The rock is meant to symbolize all our fears, burdens, and expectations about our pilgrimage. Some pilgrims carry a rock from home. Others, learning of the tradition only after being on the trail, pick one up as they walk along. We won’t carry them to Santiago though. Along “The Way” there stands an iron cross. When pilgrims arrive at this cross, they leave at the bottom of it the rock they’ve carried — symbolically placing all their worries, fears, anxieties, burdens, and expectations at the foot of the cross.
Ten days before I left on my pilgrimage, I gathered friends and family together for a pre-Camino send-off. My friend Sr. Elizabeth Anne gave a blessing and then anointed my eyes, my hands, and my feet. I took some time to tell the group the history of the pilgrimage.
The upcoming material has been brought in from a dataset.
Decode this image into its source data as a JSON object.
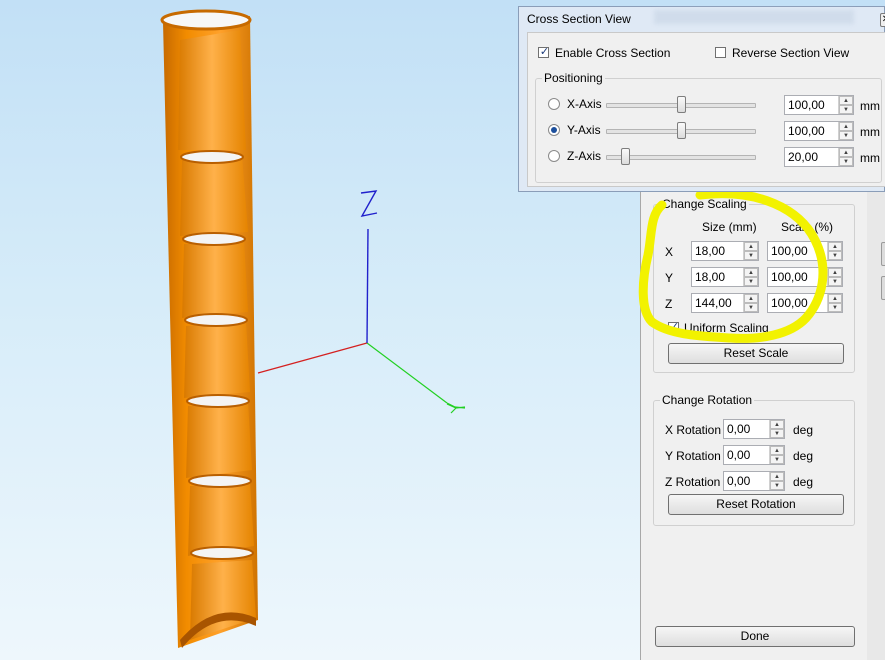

“This trail has been around more than a thousand years. St. Francis walked it; so did King Ferdinand and Queen Isabella. Even Shirley MacLaine, more recently.” Some chuckled at the variety in that group. “Back in the day, it was believed that the relics of St. James the apostle were buried at Santiago, but that has since been questioned. Today, people walk for various reasons.”
After my friends listened to my story, they asked some questions.
“Didn’t you mention something about rocks?” my friend Maureen asked.
I told the group about the aforementioned tradition. “And this is the rock I’m bringing,” I said as I pulled it out of my pocket and held it up between my thumb and index finger. It was a Fairy Cross. I had learned about them in North Carolina, where I’d dug this one up last fall. The cross-shaped rock is formed when two pieces of the crystal staurolite grow together. One legend explains that these crosses were formed from the tears angels cried upon hearing about the death of Christ.
I passed the rock around and asked everyone to take a moment and put their fears and anxieties in the cross, so I could take those with me and leave them at the foot of that cross along the Camino.
I then pulled a second stone from my pocket, a heart-shaped one a little larger than the first. “And this one is for your wishes and dreams and hopes. I’m not sure where I’ll leave this, but I’ll figure that out when I’m there.” The rocks made their way around the room.
I carried them over the next few days to meet with friends unable to attend the gathering. Sitting with my friend Dawn at a wine bar a few nights before I left, I told her about them. The guy next to us leaned in when he saw them and listened as well. He, too — a total stranger — prayed with them.
So, it is not only physical things that I carry in my pack, but also the collective burdens and dreams of all who are walking this journey with me from afar. By leaving those rocks along this pilgrim’s path, my hope is to lighten my heart and the hearts of those whose burdens — and expectations — I take with me.
What burdens, expectations, fears would you place in the stone cross were it in your hand? What hopes and dreams would you put in the heart-shaped rock? Whether you pray them silently in your heart or write them here, know that I am honored to take them with me.